▼

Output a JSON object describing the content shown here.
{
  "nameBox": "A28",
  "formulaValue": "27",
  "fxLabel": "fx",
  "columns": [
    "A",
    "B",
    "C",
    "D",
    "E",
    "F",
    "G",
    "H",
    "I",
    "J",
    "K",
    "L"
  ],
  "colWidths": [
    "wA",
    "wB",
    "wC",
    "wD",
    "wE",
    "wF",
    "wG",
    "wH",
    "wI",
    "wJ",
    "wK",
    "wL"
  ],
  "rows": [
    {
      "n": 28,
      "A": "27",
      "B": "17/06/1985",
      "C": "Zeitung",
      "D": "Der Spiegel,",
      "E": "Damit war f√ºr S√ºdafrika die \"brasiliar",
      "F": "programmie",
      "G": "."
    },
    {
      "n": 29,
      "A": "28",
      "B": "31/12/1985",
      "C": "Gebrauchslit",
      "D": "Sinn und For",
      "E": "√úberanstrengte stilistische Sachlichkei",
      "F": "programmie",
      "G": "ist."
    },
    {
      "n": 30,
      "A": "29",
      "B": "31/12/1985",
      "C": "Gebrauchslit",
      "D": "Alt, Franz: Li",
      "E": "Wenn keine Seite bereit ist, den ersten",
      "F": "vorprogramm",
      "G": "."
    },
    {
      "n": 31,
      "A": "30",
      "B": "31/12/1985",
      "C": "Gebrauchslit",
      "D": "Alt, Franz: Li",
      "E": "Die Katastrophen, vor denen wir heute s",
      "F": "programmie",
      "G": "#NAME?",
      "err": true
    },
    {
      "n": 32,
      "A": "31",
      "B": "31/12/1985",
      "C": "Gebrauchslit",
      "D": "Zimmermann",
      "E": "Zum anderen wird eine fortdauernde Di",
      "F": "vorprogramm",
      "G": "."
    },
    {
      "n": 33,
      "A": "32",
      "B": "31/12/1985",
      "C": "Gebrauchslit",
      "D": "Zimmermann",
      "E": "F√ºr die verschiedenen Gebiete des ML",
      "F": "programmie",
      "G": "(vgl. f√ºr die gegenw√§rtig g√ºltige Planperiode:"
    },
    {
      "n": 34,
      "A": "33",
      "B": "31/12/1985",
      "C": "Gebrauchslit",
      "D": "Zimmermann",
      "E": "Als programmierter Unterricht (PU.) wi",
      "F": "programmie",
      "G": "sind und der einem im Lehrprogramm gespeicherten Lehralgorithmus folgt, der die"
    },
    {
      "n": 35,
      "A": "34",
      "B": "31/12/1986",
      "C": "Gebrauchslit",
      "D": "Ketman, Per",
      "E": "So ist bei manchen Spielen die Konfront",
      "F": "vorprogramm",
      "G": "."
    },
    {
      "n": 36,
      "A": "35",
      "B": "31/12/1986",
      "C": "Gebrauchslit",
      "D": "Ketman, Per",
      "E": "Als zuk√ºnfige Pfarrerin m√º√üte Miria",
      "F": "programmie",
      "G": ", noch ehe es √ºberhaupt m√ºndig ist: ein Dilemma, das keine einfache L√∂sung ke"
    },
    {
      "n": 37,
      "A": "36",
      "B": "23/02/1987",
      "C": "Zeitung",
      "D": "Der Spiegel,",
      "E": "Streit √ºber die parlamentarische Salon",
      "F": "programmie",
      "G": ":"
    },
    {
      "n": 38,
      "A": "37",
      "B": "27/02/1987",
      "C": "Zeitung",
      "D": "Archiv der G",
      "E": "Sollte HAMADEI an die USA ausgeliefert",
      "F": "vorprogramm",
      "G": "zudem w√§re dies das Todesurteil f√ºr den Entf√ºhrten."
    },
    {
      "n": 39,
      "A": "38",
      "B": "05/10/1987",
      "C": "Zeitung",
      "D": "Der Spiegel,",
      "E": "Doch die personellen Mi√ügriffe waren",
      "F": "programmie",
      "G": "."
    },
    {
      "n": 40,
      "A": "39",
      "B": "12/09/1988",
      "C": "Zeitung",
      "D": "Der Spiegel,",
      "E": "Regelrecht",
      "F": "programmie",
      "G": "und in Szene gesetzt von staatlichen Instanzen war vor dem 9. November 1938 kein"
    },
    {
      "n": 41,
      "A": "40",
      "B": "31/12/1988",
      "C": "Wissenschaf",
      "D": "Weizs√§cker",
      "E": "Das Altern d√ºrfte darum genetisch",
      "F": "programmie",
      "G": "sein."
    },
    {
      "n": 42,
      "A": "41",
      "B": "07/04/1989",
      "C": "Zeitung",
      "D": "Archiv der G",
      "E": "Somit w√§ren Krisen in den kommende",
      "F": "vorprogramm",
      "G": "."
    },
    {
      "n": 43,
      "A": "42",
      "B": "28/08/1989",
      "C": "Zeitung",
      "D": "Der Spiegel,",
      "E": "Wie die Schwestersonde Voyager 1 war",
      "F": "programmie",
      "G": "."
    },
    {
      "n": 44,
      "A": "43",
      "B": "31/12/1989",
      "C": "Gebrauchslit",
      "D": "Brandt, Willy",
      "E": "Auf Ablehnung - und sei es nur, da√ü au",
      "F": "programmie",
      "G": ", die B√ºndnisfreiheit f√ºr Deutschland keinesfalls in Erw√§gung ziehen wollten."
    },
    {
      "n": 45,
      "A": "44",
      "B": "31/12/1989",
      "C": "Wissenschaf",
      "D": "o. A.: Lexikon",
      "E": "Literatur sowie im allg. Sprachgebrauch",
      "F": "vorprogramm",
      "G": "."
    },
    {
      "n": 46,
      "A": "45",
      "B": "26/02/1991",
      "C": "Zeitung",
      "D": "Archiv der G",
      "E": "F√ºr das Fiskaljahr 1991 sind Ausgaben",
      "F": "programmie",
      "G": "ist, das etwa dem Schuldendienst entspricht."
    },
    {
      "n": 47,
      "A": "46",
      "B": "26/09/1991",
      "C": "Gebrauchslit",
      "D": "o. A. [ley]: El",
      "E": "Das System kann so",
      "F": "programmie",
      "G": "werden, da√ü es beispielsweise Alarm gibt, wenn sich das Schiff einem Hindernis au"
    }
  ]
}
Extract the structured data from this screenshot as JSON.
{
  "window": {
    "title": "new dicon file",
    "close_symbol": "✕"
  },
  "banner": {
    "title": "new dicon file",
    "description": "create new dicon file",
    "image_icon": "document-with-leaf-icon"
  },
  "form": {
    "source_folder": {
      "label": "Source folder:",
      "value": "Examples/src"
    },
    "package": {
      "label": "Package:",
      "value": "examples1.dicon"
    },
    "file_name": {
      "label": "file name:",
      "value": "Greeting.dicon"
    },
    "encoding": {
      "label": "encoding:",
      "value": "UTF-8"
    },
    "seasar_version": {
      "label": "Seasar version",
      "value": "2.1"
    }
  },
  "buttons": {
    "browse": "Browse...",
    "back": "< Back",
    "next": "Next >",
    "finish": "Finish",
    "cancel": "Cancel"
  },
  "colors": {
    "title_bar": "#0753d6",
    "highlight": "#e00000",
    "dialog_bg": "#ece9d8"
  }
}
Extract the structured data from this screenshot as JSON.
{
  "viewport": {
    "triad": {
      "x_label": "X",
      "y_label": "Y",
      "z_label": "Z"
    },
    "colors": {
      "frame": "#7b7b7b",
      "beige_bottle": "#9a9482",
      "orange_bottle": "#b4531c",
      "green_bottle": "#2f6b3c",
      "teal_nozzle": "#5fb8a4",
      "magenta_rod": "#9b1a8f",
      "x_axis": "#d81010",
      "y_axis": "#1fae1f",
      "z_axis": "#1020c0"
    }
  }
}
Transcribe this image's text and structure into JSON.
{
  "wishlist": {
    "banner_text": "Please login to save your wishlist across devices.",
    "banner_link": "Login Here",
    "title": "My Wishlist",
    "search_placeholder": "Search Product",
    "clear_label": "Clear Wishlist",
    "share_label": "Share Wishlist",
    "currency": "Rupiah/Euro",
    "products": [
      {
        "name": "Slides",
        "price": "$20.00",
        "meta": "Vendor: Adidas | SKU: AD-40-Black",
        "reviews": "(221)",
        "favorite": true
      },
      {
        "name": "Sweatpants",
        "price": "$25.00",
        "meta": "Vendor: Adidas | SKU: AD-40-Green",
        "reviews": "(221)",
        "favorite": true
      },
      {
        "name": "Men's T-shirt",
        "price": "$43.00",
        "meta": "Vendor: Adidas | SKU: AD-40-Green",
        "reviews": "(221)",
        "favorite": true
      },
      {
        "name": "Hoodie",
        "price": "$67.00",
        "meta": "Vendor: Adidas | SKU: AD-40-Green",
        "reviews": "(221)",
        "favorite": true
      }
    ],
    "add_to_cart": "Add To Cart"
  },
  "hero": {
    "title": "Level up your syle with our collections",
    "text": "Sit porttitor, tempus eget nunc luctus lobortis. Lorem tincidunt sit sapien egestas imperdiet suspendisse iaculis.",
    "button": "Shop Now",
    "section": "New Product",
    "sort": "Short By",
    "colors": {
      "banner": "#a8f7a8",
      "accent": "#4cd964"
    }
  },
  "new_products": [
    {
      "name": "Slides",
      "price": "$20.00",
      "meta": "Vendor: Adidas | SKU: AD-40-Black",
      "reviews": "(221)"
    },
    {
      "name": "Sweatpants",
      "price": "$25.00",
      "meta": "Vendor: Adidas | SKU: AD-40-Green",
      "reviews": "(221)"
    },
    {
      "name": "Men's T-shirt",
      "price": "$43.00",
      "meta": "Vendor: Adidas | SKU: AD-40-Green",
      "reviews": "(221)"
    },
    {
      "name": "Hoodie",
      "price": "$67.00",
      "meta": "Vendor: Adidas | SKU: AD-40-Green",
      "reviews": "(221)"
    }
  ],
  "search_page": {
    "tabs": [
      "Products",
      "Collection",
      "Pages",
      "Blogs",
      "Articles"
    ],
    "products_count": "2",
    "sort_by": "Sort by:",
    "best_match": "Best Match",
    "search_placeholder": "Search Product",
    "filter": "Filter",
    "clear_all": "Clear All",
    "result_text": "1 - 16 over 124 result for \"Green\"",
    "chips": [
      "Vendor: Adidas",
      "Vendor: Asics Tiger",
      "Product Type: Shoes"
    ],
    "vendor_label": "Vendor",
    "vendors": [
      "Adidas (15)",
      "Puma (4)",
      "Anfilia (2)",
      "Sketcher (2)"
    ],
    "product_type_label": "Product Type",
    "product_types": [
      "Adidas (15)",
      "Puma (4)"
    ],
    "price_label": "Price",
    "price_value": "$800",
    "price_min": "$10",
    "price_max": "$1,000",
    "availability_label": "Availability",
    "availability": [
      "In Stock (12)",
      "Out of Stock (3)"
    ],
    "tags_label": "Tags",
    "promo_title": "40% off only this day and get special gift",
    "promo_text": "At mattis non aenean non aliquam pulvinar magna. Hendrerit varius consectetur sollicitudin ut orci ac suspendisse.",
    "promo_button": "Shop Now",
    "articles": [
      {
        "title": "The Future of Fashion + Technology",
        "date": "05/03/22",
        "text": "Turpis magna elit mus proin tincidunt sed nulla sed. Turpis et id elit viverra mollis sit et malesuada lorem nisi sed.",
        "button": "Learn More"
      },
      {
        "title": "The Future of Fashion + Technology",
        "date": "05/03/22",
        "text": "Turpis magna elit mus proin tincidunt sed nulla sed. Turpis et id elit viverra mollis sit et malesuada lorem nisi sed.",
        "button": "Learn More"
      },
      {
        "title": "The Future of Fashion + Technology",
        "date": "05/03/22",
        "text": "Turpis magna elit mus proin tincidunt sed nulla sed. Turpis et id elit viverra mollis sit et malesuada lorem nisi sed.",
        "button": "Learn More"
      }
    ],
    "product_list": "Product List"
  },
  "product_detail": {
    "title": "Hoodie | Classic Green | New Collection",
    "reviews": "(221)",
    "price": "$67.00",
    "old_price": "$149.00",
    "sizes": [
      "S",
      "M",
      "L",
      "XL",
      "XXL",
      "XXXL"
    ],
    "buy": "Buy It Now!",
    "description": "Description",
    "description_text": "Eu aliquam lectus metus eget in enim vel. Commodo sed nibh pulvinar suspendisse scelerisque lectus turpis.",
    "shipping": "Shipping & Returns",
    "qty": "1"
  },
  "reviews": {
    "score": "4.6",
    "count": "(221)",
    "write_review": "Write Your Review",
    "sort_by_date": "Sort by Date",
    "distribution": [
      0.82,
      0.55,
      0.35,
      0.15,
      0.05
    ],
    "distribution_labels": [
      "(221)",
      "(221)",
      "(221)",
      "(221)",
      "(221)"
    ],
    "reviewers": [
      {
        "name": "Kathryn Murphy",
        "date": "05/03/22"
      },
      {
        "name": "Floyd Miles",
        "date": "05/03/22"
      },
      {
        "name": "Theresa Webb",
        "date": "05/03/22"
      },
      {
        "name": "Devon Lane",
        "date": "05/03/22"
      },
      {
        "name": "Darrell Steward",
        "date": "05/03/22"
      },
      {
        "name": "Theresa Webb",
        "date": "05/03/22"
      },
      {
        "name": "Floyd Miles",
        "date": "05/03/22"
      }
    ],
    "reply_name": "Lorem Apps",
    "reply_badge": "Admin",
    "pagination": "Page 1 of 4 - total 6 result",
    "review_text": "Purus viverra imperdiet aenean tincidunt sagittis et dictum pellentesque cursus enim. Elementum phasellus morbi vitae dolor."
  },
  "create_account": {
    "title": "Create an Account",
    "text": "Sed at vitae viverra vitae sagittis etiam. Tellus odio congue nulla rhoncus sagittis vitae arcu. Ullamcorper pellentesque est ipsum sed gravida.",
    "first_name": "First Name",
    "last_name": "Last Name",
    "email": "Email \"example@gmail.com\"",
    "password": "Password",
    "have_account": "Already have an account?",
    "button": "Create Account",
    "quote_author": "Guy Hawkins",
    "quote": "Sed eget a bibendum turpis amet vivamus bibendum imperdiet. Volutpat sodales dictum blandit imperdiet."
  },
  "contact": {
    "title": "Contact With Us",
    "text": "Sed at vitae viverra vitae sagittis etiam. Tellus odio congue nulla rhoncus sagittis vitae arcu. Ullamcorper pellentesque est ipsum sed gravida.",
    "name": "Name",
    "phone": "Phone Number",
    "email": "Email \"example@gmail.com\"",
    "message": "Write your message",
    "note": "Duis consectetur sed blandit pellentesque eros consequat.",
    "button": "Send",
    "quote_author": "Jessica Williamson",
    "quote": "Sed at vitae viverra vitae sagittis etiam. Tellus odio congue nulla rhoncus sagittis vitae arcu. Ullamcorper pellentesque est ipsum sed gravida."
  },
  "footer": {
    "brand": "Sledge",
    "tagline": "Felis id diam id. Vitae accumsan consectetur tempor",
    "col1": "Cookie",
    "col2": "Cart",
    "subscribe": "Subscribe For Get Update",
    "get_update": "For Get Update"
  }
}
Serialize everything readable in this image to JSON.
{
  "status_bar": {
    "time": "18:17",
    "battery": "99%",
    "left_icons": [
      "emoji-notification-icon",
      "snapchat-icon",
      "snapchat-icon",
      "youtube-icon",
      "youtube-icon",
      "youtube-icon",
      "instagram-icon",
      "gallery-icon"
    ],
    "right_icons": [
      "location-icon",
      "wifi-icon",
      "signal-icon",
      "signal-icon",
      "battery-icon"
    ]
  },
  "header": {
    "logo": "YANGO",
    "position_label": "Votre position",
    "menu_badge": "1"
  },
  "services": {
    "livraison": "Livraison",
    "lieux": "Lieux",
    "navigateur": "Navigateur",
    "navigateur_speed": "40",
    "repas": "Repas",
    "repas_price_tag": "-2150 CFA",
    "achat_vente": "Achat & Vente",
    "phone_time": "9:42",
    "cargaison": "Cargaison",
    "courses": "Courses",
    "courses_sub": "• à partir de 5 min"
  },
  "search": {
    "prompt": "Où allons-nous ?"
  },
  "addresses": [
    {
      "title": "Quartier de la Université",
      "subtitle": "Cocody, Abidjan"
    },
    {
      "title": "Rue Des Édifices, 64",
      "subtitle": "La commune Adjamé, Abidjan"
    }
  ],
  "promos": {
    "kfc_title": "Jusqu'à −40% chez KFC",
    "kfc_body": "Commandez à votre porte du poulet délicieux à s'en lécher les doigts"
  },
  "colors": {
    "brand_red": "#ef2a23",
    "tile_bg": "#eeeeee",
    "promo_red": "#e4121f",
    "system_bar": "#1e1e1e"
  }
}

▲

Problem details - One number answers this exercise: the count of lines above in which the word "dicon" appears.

Completed exercise - 5